In my perusal of the past several days, a few posts stood out. But none of these got me thinking more about wine blogging than Jeff’s post over at Good Grape on how 98% of Wine Bloggers Are Hacks. When I saw Ryan’s post today asking the difference between amateur and professional wine writers, I started to think about my credentials, or lack thereof, for what I do here.

Jeff’s post highlights veteran wine writer Matt Kramer’s piece about how 10,000 hours of training is the minimum to attain expert status in any field. Said another way, that’s 3 hours a day for 10 years. It’s been 9,458 days since I turned 21 back in the early days of the first Reagan Administration. To be fair, my wine drinking started three years earlier due to the drinking age in New York being 18 at the time but I really didn’t get into wine until I transfered to a university in northern California in 1980. If I assume that I spent an hour each day studying wine since then, I’m nearly at that 10,000 hour mark now. But my daily consumption of wine didn’t really begin until the mid-80’s and tasting wine is not the same as reading about wine.

So I’m still very much a hack by this definition.

Ryan’s post this morning asked when a blogger crosses the threshold from amateur to professional status? Since by definition an amateur does not get paid for doing a particular task this seems like an easy question. But in this age of affiliate marketing and sponsorship most wine bloggers can earn some sort of income from blogging. But this is not yet enough to earn a living for any wine blogger I know so I guess most of us are still amateur wine writers (or critics, if you like).

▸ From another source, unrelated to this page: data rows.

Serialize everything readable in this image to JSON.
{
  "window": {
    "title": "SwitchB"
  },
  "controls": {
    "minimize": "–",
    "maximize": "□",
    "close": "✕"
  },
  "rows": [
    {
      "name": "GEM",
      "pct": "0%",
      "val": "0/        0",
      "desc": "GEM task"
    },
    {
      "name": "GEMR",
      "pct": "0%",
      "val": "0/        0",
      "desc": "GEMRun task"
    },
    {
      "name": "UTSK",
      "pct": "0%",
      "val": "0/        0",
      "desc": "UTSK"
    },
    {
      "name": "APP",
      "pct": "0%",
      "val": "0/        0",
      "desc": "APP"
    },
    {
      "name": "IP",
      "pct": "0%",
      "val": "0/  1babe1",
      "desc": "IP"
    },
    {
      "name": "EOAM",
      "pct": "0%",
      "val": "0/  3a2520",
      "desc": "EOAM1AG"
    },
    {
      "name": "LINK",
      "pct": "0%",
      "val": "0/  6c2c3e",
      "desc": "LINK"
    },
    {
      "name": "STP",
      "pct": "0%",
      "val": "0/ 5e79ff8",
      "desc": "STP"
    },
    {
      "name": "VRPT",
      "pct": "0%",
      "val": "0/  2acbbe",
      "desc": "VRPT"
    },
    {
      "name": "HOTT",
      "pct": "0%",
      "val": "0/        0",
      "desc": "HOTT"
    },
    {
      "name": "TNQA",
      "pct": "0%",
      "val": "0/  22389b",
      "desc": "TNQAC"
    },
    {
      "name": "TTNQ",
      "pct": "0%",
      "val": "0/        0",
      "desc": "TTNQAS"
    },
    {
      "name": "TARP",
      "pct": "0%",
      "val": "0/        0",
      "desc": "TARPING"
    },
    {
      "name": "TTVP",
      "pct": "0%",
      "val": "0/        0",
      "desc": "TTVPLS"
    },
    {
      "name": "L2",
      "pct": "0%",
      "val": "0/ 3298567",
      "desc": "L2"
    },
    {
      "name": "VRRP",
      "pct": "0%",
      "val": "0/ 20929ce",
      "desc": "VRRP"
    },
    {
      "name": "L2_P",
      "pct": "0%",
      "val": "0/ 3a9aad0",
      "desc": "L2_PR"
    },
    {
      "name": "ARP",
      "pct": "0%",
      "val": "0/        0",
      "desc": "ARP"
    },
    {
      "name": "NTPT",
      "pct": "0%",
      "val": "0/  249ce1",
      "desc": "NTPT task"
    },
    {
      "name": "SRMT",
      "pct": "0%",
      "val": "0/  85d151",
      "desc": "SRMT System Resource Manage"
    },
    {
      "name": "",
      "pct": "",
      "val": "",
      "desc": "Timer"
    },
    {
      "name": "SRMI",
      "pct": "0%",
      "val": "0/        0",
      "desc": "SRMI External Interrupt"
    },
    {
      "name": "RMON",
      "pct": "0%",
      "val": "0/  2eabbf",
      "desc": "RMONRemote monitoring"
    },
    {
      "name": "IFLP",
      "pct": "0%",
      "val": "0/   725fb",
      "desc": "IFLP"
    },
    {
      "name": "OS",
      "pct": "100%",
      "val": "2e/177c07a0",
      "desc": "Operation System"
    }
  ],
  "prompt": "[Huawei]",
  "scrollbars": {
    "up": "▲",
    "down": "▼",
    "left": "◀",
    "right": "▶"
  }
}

But I don’t think this matters very much as wine bloggers are starting to be taken seriously by consumers. Expert or professional status might have been the hurdle for wine writers in the print era but in today’s low-cost, online personal publishing era this barrier has evaporated.

I’ll still working on getting my 10,000 hours in, anyway ;-)

Putting ‘frogs in a wheelbarrow’

by Tim Elliott on June 22, 2007

The conversation around my proposal for a unified wine blogger rating system has brought both sides of the numerical issue to the forefront. In the comments here and around the blogosphere we have seen agreement, push-back and, well, poetry.

Now seems like the right time to put on the table how this system might work in practice. After thinking about this some and considering what Ryan wrote the other day, I humbly propose we wine bloggers adopt the following rating scales:

Overall Wine Quality

* Flawed, Not Recommended
** Average
*** Very good, Recommended
**** Delicious; A Wine of Distinction
***** Outstanding; A Classic Wine

Value/QPR

* Bad Value
** Average Value
*** Good Value
**** Great Value
***** Excellent Value

We can discuss the merits of adding half-stars to this mix once I get a read on the community’s reaction to this proposal. In the meantime, vote on what our icons should be below (aggregator/email readers might have to click back to the site to vote):

{democracy:4}

Thanks to everyone for their thoughts on this modest proposal. I believe we are making some progress here.

I’m The Mr. Spock of Wine Bloggers

by Tim Elliott on June 21, 2007

Mr. Spock, I presume...OK, I admit it; I’m the Mr. Spock of wine bloggers.

El Jefe laid me bare in his post early this morning (insomnia?) with his poetic argument regarding scores. Let me be clear here, the score is the exclamation point on a bit of prose on the wine in question. Sure, I’m a bit clinical and detached in my reviews sometimes but I do have some passion to spare that Spock might not express. I’ll work on expressing this a bit more.

But I stil think the 5-star (or glass/bottle/cork/bung/unicorn) system is the way for us wine bloggers to go…

Discuss ;-)